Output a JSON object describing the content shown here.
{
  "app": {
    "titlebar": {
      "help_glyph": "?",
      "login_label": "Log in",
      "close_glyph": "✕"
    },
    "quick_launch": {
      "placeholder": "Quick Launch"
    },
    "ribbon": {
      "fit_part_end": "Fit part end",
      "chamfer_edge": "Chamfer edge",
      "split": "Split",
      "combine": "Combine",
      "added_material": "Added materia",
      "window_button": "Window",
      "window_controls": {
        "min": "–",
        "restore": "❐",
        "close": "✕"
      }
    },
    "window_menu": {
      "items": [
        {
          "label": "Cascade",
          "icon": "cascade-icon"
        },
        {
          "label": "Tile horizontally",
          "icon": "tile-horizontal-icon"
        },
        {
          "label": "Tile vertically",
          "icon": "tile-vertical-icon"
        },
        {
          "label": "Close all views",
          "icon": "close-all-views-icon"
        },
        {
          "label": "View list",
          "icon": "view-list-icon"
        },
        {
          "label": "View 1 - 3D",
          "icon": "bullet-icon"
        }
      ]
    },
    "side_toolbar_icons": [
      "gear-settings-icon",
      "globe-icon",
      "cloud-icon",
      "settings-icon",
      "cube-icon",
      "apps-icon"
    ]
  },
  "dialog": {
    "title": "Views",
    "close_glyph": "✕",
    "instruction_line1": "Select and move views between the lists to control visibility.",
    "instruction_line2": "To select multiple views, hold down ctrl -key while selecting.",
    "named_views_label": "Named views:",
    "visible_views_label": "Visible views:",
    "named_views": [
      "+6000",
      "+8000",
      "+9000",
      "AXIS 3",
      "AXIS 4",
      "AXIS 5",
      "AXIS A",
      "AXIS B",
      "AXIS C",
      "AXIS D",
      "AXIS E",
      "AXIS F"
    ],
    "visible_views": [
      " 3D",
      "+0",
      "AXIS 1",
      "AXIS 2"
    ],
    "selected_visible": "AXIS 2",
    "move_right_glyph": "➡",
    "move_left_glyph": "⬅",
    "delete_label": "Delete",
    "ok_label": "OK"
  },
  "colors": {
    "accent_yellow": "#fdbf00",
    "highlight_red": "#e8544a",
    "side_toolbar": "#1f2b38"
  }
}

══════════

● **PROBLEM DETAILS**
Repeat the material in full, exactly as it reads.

● **YOUR RESPONSE**
Output a JSON object describing the content shown here.
{
  "app": {
    "titlebar": {
      "help_glyph": "?",
      "login_label": "Log in",
      "close_glyph": "✕"
    },
    "quick_launch": {
      "placeholder": "Quick Launch"
    },
    "ribbon": {
      "fit_part_end": "Fit part end",
      "chamfer_edge": "Chamfer edge",
      "split": "Split",
      "combine": "Combine",
      "added_material": "Added materia",
      "window_button": "Window",
      "window_controls": {
        "min": "–",
        "restore": "❐",
        "close": "✕"
      }
    },
    "window_menu": {
      "items": [
        {
          "label": "Cascade",
          "icon": "cascade-icon"
        },
        {
          "label": "Tile horizontally",
          "icon": "tile-horizontal-icon"
        },
        {
          "label": "Tile vertically",
          "icon": "tile-vertical-icon"
        },
        {
          "label": "Close all views",
          "icon": "close-all-views-icon"
        },
        {
          "label": "View list",
          "icon": "view-list-icon"
        },
        {
          "label": "View 1 - 3D",
          "icon": "bullet-icon"
        }
      ]
    },
    "side_toolbar_icons": [
      "gear-settings-icon",
      "globe-icon",
      "cloud-icon",
      "settings-icon",
      "cube-icon",
      "apps-icon"
    ]
  },
  "dialog": {
    "title": "Views",
    "close_glyph": "✕",
    "instruction_line1": "Select and move views between the lists to control visibility.",
    "instruction_line2": "To select multiple views, hold down ctrl -key while selecting.",
    "named_views_label": "Named views:",
    "visible_views_label": "Visible views:",
    "named_views": [
      "+6000",
      "+8000",
      "+9000",
      "AXIS 3",
      "AXIS 4",
      "AXIS 5",
      "AXIS A",
      "AXIS B",
      "AXIS C",
      "AXIS D",
      "AXIS E",
      "AXIS F"
    ],
    "visible_views": [
      " 3D",
      "+0",
      "AXIS 1",
      "AXIS 2"
    ],
    "selected_visible": "AXIS 2",
    "move_right_glyph": "➡",
    "move_left_glyph": "⬅",
    "delete_label": "Delete",
    "ok_label": "OK"
  },
  "colors": {
    "accent_yellow": "#fdbf00",
    "highlight_red": "#e8544a",
    "side_toolbar": "#1f2b38"
  }
}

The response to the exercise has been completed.